Information shown below:

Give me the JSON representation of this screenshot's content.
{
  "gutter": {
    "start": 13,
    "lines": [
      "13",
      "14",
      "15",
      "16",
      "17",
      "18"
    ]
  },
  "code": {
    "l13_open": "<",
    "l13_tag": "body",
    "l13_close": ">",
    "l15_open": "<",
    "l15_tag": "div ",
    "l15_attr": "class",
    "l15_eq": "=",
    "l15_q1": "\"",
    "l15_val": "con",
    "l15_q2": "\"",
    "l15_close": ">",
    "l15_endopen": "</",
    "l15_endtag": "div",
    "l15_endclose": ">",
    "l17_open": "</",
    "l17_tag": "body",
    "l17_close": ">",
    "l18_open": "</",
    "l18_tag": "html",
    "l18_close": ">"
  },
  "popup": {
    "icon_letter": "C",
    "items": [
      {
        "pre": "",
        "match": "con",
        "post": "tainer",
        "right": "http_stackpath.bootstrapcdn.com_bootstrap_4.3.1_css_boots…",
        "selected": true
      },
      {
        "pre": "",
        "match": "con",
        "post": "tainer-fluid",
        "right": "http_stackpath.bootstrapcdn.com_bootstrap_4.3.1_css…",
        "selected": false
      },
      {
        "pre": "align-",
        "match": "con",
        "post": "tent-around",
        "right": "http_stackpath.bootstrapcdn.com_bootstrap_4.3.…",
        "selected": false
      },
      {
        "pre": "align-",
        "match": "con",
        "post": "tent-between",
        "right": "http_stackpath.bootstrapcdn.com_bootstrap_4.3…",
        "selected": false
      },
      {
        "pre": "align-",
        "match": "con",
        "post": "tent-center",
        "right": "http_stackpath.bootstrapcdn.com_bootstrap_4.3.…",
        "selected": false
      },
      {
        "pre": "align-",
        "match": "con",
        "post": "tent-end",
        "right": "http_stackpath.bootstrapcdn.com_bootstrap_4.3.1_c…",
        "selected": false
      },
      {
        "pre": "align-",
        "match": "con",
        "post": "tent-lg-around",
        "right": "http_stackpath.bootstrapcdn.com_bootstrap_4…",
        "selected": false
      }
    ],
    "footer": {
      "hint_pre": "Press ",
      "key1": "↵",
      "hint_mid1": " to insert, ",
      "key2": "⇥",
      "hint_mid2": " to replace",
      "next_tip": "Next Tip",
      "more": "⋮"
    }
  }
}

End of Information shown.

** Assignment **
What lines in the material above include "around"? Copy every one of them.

** Exercise response **
        "post": "tent-around",
        "post": "tent-lg-around",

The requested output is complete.